Which leaves us with cards! Fortunately there are cards for exactly this occasion. You can go pick a few out, say “Dear Auntie _____, I am thinking of you and sending you my love,” and let Hallmark do the rest. Funerals, sympathy cards, wakes, etc. aren’t for the dead. The dead are dead and they don’t know that they’re the guest of honor at a very weird party. All of those rituals are for the living, and all of the etiquette is there to help people behave well to each other during a stressful time. Sending a card is the right move. You don’t have to feel the stuff in the card about your grandmother, because you’re not doing it for her.
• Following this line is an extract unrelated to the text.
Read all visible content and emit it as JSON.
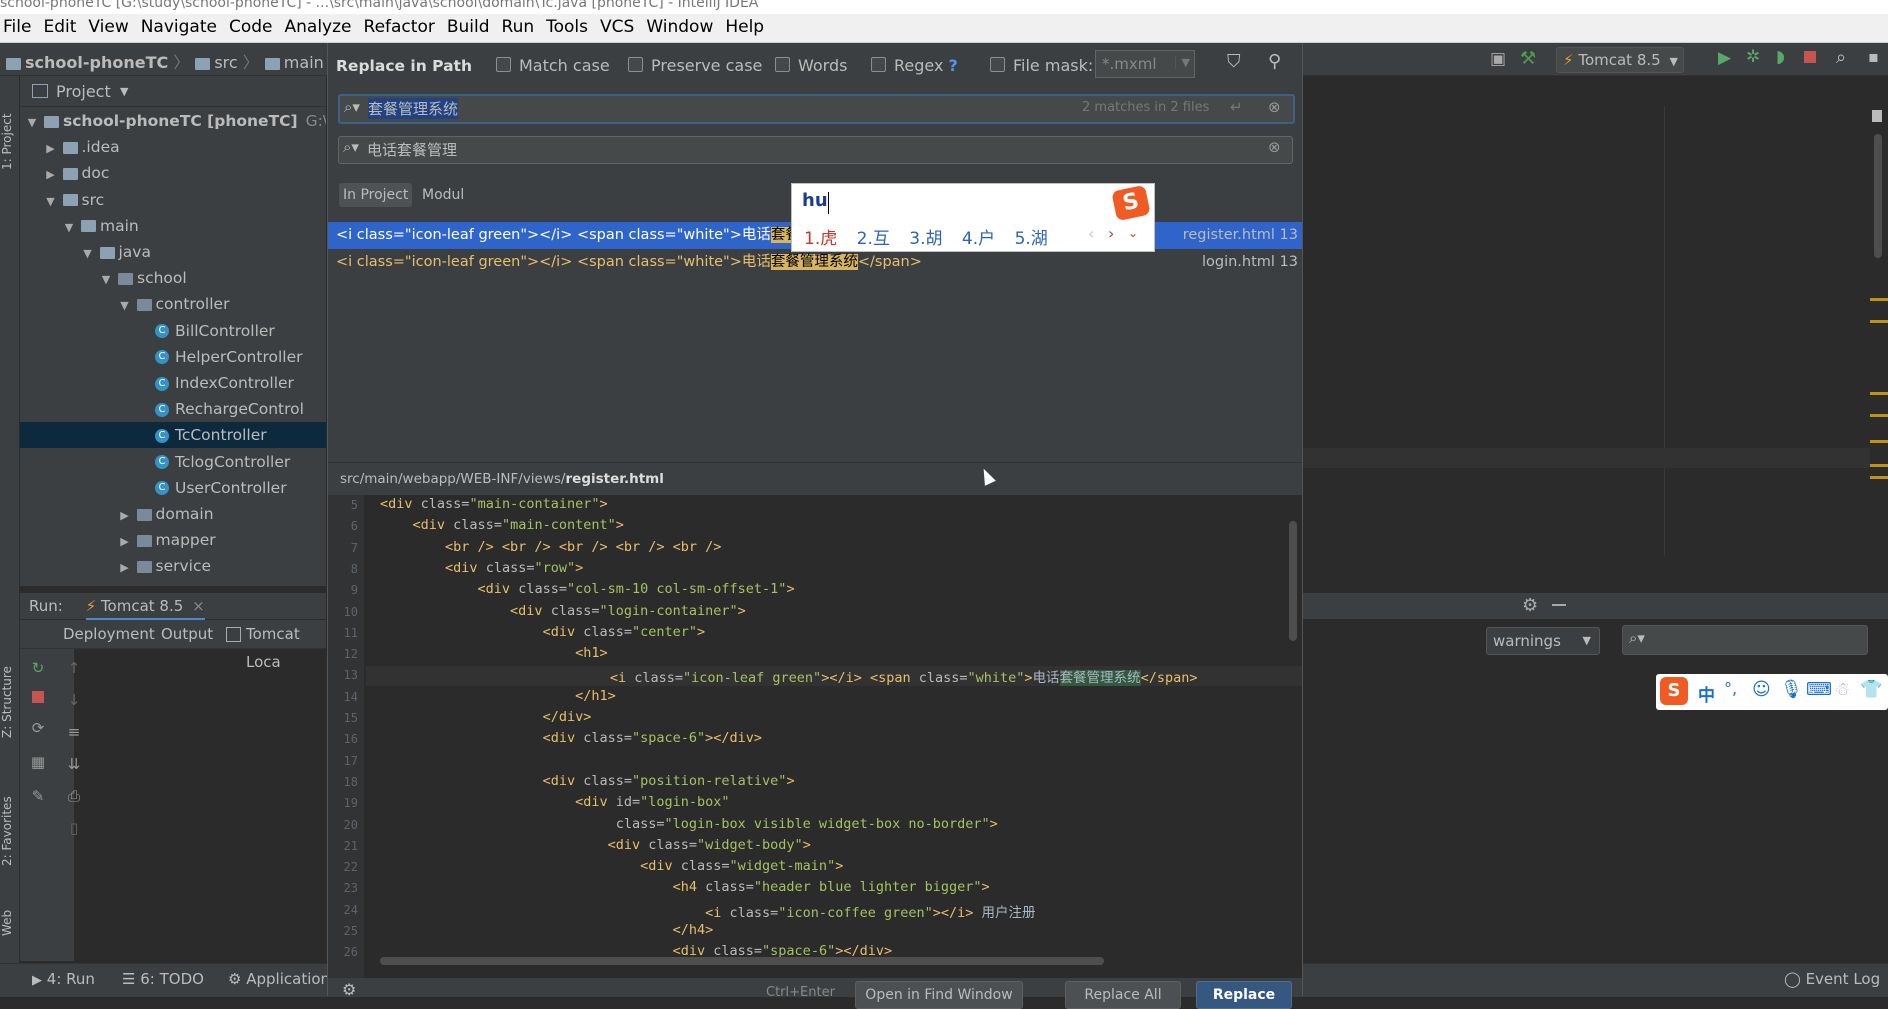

You’re smart to ask your parents what they think and what they need. Your dad’s* emotions are likely to be complex right now. We can love the daylights out of difficult people who hurt us. We can wish we had more time to mend the relationships. The loss of a parent is a big deal. So be extra kind to him. You don’t have to go home for the funeral, but if you can without financial duress on yourself or if your folks can buy you a ticket, it would probably mean a lot to them if you did show up. Not to do or say some magical correct thing, but to be there for them. To drive them places. To make sure there’s always coffee made. To make some kind of statement about how the old bat was mean as a snake but she raised kind people and they raised kind people. I have a feeling your relatives will have fantastic stories to tell about this matriarch, and maybe you can add some of your own to the family legend.
So. I’m sorry for your loss. And for the way there’s never enough time. Now you say “Thank you,” and write some cards.
*I feel like it’s your dad’s mom because of the monetary birthday present, sorry if I got that wrong.